Roman Catholic Policeman Killed in Northern Ireland
Feb. 22, 1985
BELFAST, Northern Ireland (AP) _ A Roman Catholic policeman escorting children on an outing to promote sectarian goodwill was ambushed and killed by IRA gunmen, police said.
The victim, Sgt. Frank Murphy, was the second Catholic security officer killed in Northern Ireland this week.
Murphy, 30, worked for the community relations branch of the Royal Ulster Constabulary, Northern Ireland's regular police force. The father of three was one of the few Catholics in the 90 percent Protestant police force, a police spokesman said.
Murphy was bringing children back to Killyleagh from the town of Armagh, where he had organized a quiz for Catholic and Protestant children in an effort to overcome sectarian divisions, the spokesman said.
He had just returned the 14 children to their school, five miles from the border with the Irish Republic, on Thursday when gunmen opened fire from a roadside cottage, the police spokesman said. Murphy died instantly.
The gunmen, who were holding the cottage's residents hostage, then ran out and pumped more bullets into Murphy's body, said the spokesman, who spoke on condition he not be identified.
The Irish Republican Army claimed responsibility for the attack without giving a motive. The killing aroused fears that the IRA, which is almost exclusively Catholic, has renewed a campaign to prevent Catholics from joining the Royal Ulster Constabulary. The IRA seeks to end British rule over Northern Ireland and unite the province with the Irish Republic.
Meanwhile, an official source said intelligence officers in the United States, Britain and the Irish Republic collaborated in tracing an alleged IRA bank account of 1.75 million Irish pounds, the equivalent of $1.64 million, seized by the Irish government.
The source, who spoke on condition he not be identified, told reporters U.S. intelligence officers helped Irish authorities chart the progress of IRA money moving from Britain to Ireland via the United States and Switzerland.
He said the government believed that in seizing the account in a bank near Dublin it had confiscated a ''major portion'' of IRA funds in the Irish Republic used to finance guerrilla action.
He gave no further details on the U.S. and British involvement.
The IRA in statements to the news media Thursday said it had no connection with the money.
The money is believed to be the proceeds of kidnapping and protection rackets and was surrendered by the Bank of Ireland branch in Navan, 40 miles northwest of Dublin, after an official order from Justice Minister Michael Noonan.
The British news agency Press Association reported that U.S. authorities ''are thought to have stumbled on the IRA connection during investigations into a bank in Boston'' over a suspected link there with organized crime.

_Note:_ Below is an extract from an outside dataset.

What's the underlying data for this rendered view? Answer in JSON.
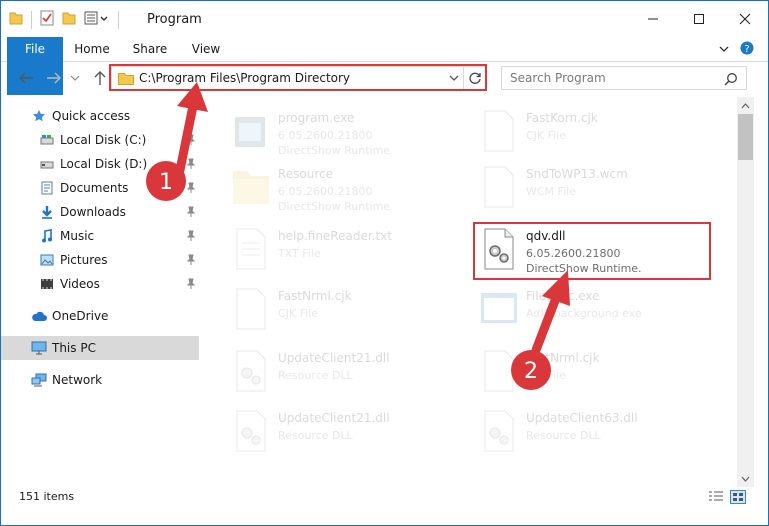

The cash, now in the hands of the Irish High Court by virtue of emergency legislation passed earlier this week, could be distributed to charities if there is no claim to ownership within six months, Press Association said.